Britain’s deputy finance minister on Saturday played down a historic collapse in the pound and government bonds in response to the country’s new economic growth plan, which sent international investors heading for the exit.
The pound slumped 3.6 per cent on Friday below $1.09, a new 37-year low against the dollar, while gilts suffered their worst day in decades as the market digested finance minister Kwasi Kwarteng’s announcement of a borrowing-funded drive for growth.
“Let’s be clear, the interest rates payable on government gilts is about the same in the United Kingdom now today as it is in the United States,” Chris Philp, Britain’s deputy finance minister, told Sky News when asked about the market moves.
“You mention the dollar, that’s been strong against a number of currencies, including the yen and the euro.”
The pound has fallen more than 11 per cent against the dollar over the last three months, making it the worst-performing major currency recently. It fell to its lowest since January 2021 against the euro on Friday.
Kwarteng scrapped the country’s top rate of income tax and cancelled a planned rise in corporate taxes – all on top of a hugely expensive plan to subsidise energy bills for households and businesses.
The Resolution Foundation think tank, which focuses on living standards, said the plans pointed to an extra 400 billion pounds of borrowing over the next five years.

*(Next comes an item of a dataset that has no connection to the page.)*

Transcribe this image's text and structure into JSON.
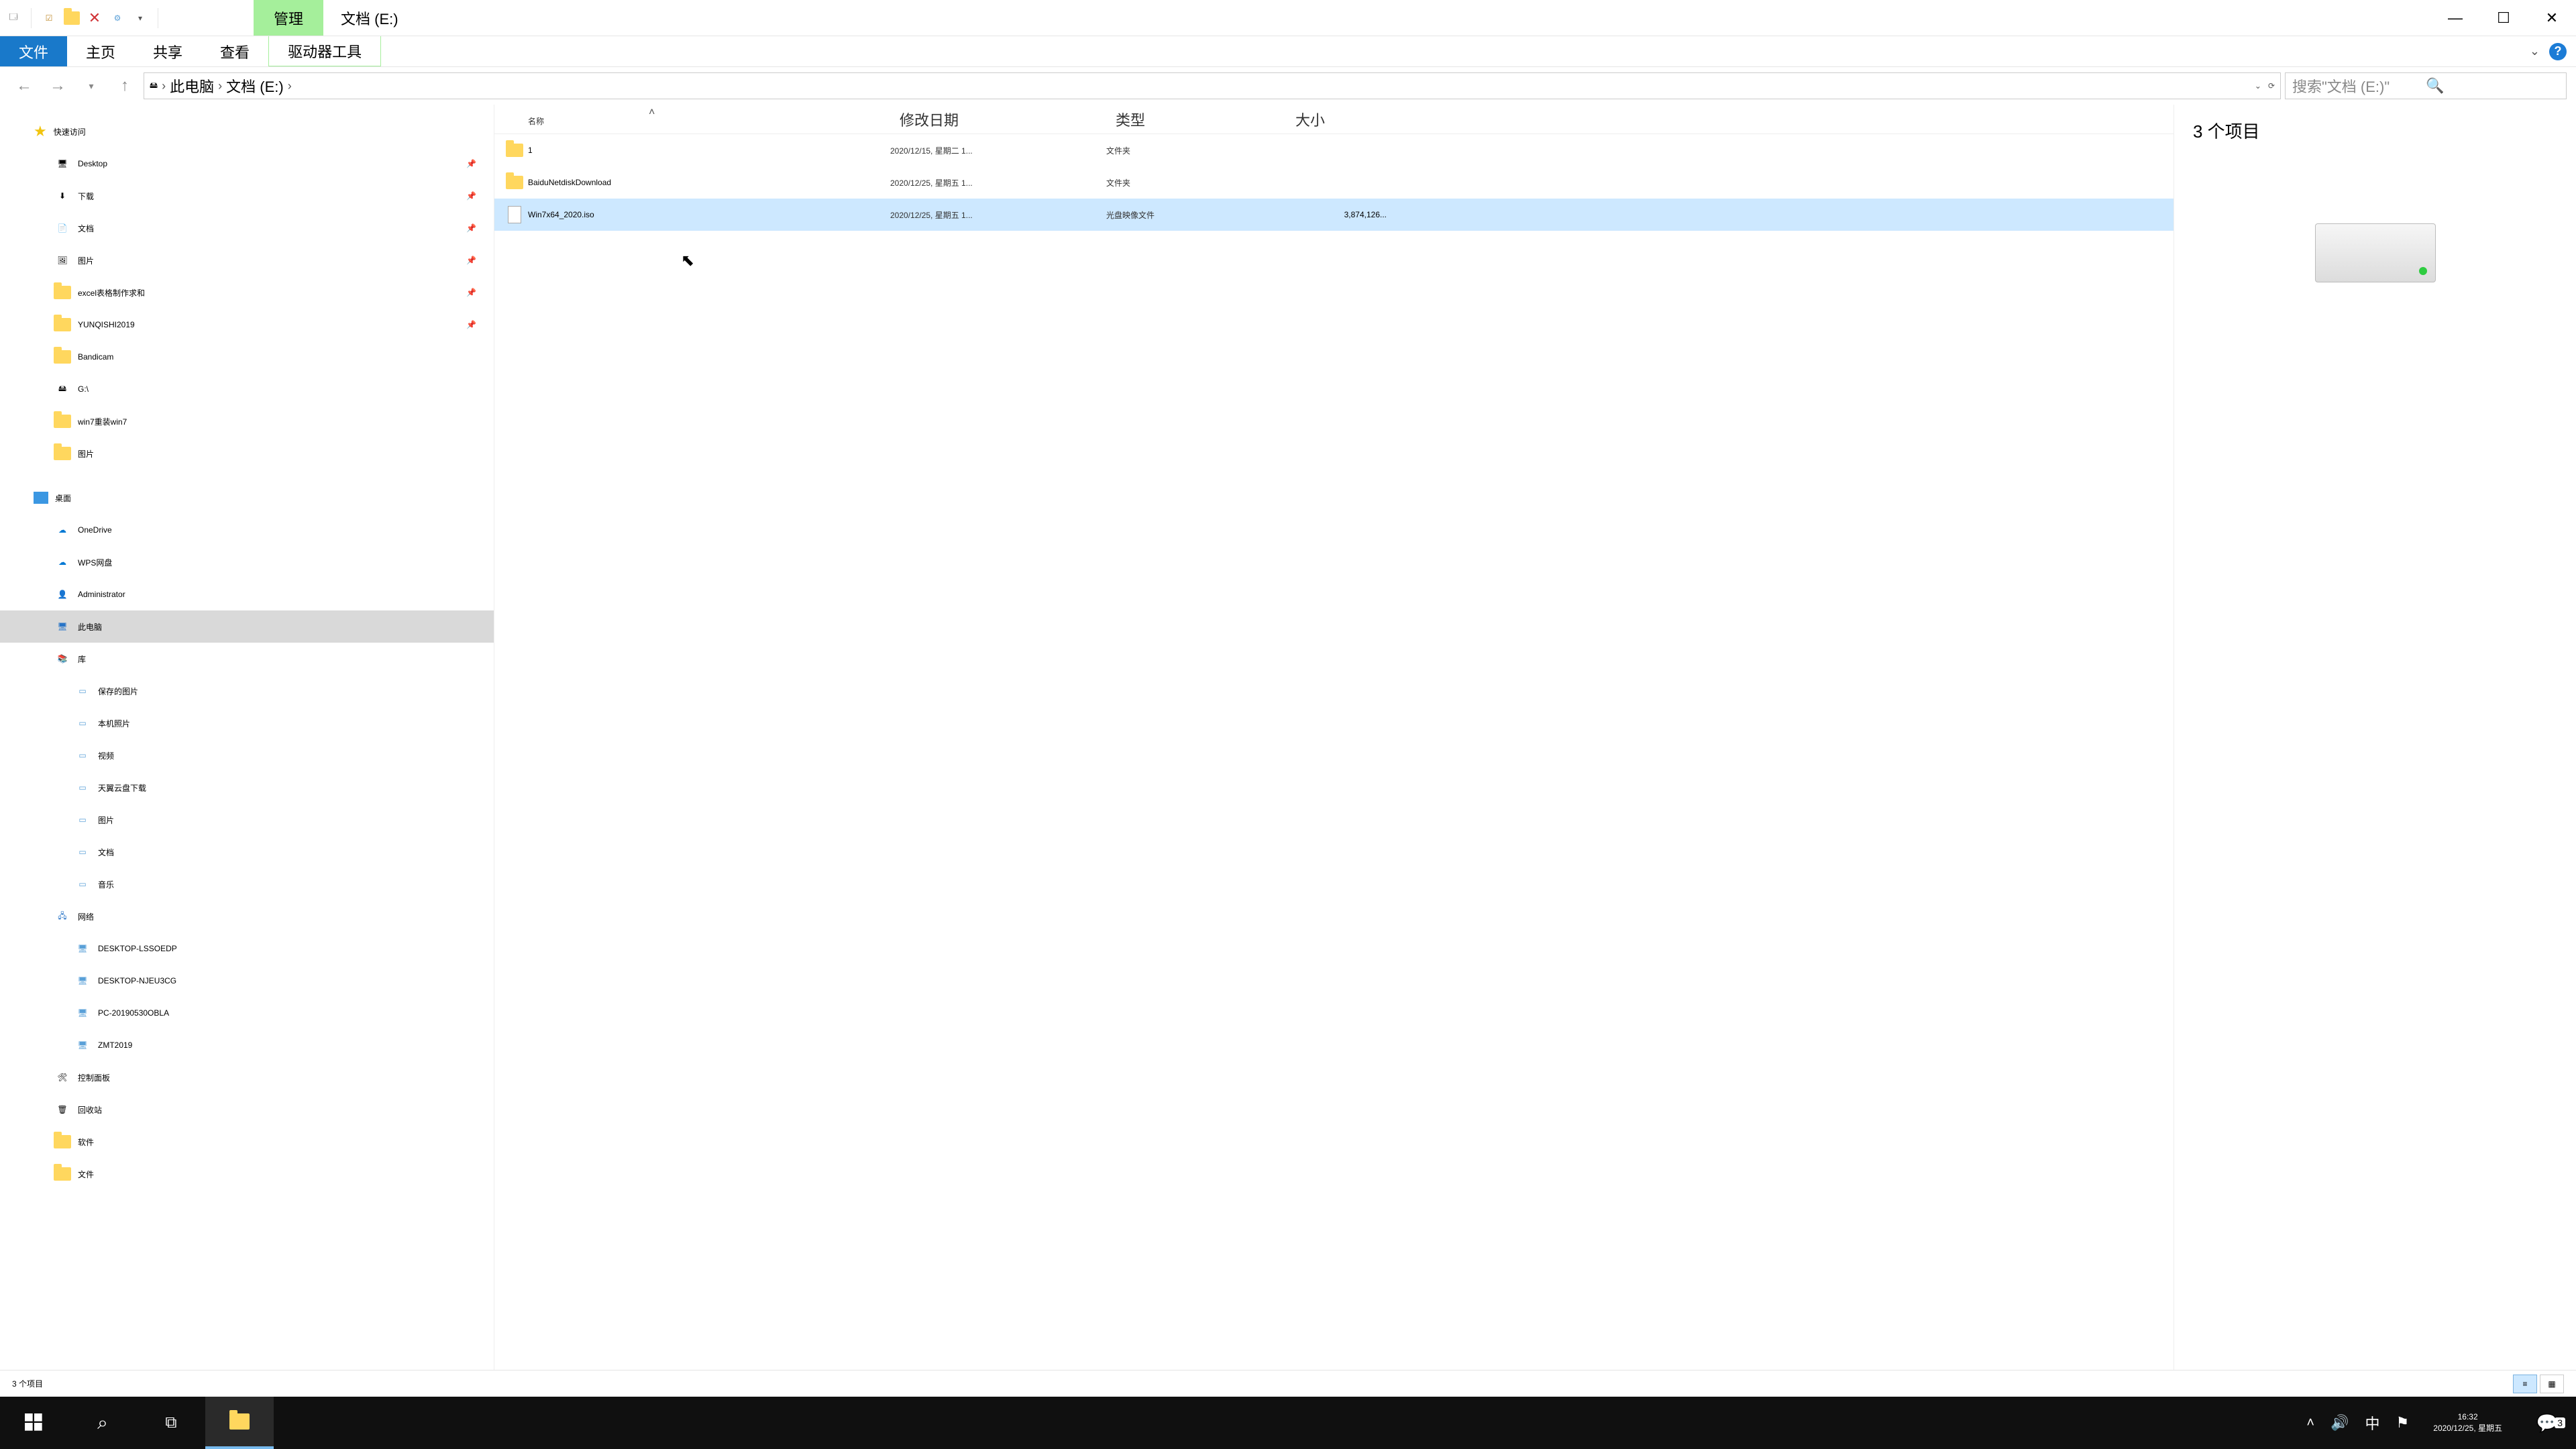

“(The reason) we’re doing this isn’t for intraday moves in the currency market, Philp said.